TS: You can tell when looking at it that you and the people at Abrams Publishing didn't cut corners. It's not like you made a pamphlet ... You gave it all you had.
KH: Oh yeah, I put my heart and soul into this. I thought I could knock it out in like three or four months, but I was wrong. It was like three or four years.
TS: He thinks that about everything, just wanted to let you know that. [Crowd laughs]
KH: [Laughs] I put as much effort and time into it as I would a Metallica album. I poured over every single letter, layout and image, just everything to make sure it was the best that it could possibly be. I'm really satisfied with the way it came out, and I should be satisfied because I worked on it every single day for the last six months! I will say, I made my deadline with 12 hours to spare. [Crowd cheers]
TS: I'm really partial to people in Metallica Fan Club t-shirts, so does anyone have a question for Mr. Hammett?
Fan: I was curious what drew you to the horror genre as you were a kid?
KH: I just gravitated to it naturally, you know? I've always had this feeling inside of me, this weird outside feeling, I've always felt like a bit of an outcast. Watching horror movies, you know, the monsters or the villains or the mad doctors, basically just the disenfranchised characters in all these movies, those were the characters I related to. Even when I watch Star Wars, I relate more to Darth Vader than I do with Luke Skywalker. It was that feeling of being an outsider that made me relate to the outsider-faction of these movies. When I watch horror movies or monster movies or whatever, it's very comforting to me. I know that's weird to say, but it just is.

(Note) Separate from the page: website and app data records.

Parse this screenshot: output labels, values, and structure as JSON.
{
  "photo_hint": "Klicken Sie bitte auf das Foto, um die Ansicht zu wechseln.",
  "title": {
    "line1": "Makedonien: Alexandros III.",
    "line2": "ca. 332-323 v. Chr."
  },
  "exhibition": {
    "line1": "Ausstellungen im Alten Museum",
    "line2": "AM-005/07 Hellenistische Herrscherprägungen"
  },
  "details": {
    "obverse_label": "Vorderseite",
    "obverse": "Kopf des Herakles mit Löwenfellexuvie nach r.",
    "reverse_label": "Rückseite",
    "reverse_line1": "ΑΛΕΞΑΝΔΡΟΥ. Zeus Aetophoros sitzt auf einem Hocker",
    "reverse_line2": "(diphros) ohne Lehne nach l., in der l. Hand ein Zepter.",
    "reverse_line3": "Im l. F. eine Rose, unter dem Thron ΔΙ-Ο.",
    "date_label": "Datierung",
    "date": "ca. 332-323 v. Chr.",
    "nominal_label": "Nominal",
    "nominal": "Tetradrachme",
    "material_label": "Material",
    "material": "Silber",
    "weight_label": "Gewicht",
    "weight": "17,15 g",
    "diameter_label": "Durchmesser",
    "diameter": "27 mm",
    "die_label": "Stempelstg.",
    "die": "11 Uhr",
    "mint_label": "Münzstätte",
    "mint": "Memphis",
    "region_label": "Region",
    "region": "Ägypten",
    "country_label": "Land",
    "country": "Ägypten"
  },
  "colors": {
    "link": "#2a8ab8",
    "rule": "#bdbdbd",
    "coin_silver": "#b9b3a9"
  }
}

Fan: Out of everything you have, as great as it all is, is there one thing that still alludes you and your collection?
KH: I've been looking for this one movie poster for a while. It's from a movie called 'Murders in the Rue Morgue' from 1932 that starred Bela Lugosi. It's a beautiful movie poster and there's only one known to exist and it's down in L.A. as part of a collection, and that collection isn't going anywhere. So, you know, I've been putting my feelers out there for the last 10, 12, 15 years to find one, and I can't find one anywhere. So if anyone here has one in their back pocket, let's talk later!
Fan: Is there anything in your collection that inspired you to write something for Metallica?
KH: All this stuff is very inspiring to me. For years and years and years now, I've just sat in my movie poster room, a room that is full of movie posters and a couch. A lot of times I'll sit there with a guitar and an amp and just riff out and look at this stuff. This stuff is very comforting to me and very inspiring. I guess you could say it's like a muse to me. I spend a lot of time in there just riffing away and looking at these beautiful posters. It puts me in a place where I can just clear my mind.
Fan: I know you like the classics, but do you like to keep up with modern horror movies?
KH: Absolutely. A few movies that I've seen recently that I've really liked are 'Trollhunter' and another movie that came out last year called 'Insidious.' When I watched that, I had goosebumps the whole time. I was just on edge. These days, the horror movie genre is strong and there are a lot of great movies that are coming out. I love 'Walking Dead,' I love 'True Blood.' I think those are great TV shows. I'm very, very psyched on where the genre is going right now.